SCYON Abstract

Received on October 30 2001

Astrometric radial velocities. III. Hipparcos measurements of nearby star clusters and associations

AuthorsSren Madsen, Dainis Dravins, Lennart Lindegren
AffiliationLund Observatory, Box 43, SE-22100 Lund, Sweden
Accepted byAstronomy & Astrophysics
Links Ursa Major / Hyades / Coma Berenices / Pleiades / Praesepe / Alpha Persei
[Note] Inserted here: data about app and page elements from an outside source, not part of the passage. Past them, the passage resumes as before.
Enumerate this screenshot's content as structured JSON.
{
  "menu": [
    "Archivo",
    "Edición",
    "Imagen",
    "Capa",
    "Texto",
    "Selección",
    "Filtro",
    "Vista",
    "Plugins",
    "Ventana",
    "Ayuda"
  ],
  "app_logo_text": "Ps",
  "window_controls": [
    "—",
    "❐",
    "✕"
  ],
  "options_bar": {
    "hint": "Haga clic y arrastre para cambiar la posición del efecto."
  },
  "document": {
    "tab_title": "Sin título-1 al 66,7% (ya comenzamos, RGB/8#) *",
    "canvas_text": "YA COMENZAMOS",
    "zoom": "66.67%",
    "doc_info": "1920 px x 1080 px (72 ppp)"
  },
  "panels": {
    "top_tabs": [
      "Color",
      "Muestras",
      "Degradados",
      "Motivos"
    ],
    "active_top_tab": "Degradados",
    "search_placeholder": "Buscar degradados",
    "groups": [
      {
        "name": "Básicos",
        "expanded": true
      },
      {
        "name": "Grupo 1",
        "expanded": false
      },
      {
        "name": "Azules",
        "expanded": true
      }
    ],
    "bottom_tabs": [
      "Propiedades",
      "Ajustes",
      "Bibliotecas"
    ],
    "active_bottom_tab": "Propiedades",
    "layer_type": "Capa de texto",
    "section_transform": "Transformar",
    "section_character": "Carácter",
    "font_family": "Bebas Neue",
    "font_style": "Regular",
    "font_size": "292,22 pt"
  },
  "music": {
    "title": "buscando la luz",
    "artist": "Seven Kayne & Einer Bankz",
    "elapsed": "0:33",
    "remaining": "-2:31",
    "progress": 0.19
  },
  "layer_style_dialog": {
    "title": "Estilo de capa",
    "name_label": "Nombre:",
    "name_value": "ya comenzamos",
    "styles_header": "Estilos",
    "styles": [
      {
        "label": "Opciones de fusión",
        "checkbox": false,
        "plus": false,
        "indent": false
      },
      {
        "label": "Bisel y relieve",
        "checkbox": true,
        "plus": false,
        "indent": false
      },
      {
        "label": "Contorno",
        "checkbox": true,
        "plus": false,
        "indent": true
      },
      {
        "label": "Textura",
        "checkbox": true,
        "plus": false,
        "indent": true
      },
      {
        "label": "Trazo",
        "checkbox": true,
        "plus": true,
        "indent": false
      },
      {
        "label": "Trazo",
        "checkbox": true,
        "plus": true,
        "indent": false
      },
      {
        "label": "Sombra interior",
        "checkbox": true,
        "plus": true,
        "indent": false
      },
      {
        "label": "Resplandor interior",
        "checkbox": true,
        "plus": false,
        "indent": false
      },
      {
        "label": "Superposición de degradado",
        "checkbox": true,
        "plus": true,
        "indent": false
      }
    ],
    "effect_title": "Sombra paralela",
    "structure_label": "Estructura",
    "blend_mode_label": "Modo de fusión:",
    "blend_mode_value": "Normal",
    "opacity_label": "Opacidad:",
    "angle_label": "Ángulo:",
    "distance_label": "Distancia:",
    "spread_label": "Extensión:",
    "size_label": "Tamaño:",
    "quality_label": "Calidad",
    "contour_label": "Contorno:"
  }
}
Radial motions of stars in nearby moving clusters are determined from accurate proper motions and trigonometric parallaxes, without any use of spectroscopy. Assuming that cluster members share the same velocity vector (apart from a random dispersion), we apply a maximum-likelihood method on astrometric data from Hipparcos to compute radial and space velocities (and their dispersions) in the Ursa Major, Hyades, Coma Berenices, Pleiades, and Praesepe clusters, and for the Scorpius-Centaurus, alpha Persei, and `HIP 98321' associations. The radial motion of the Hyades cluster is determined to within 0.47 km/s (standard error), and that of its individual stars to within 0.6 km/s. For other clusters, Hipparcos data yield astrometric radial velocities with typical accuracies of a few km/s. A comparison of these astrometric values with spectroscopic radial velocities in the literature shows a good general agreement and, in the case of the best-determined Hyades cluster, also permits searches for subtle astrophysical differences, such as evidence for enhanced convective blueshifts of F-dwarf spectra, and decreased gravitational redshifts in giants. Similar comparisons for the Scorpius OB2 complex indicate some expansion of its associations, albeit slower than expected from their ages. As a by-product from the radial-velocity solutions, kinematically improved parallaxes for individual stars are obtained, enabling Hertzsprung-Russell diagrams with unprecedented accuracy in luminosity. For the Hyades (parallax accuracy 0.3 mas), its main sequence resembles a thin line, possibly with wiggles in it. Although this main sequence has underpopulated regions at certain colours (previously suggested to be 'Bhm-Vitense gaps'), such are not visible for other clusters, and are probably spurious. Future space astrometry missions carry a great potential for absolute radial-velocity determinations, insensitive to the complexities of stellar spectra.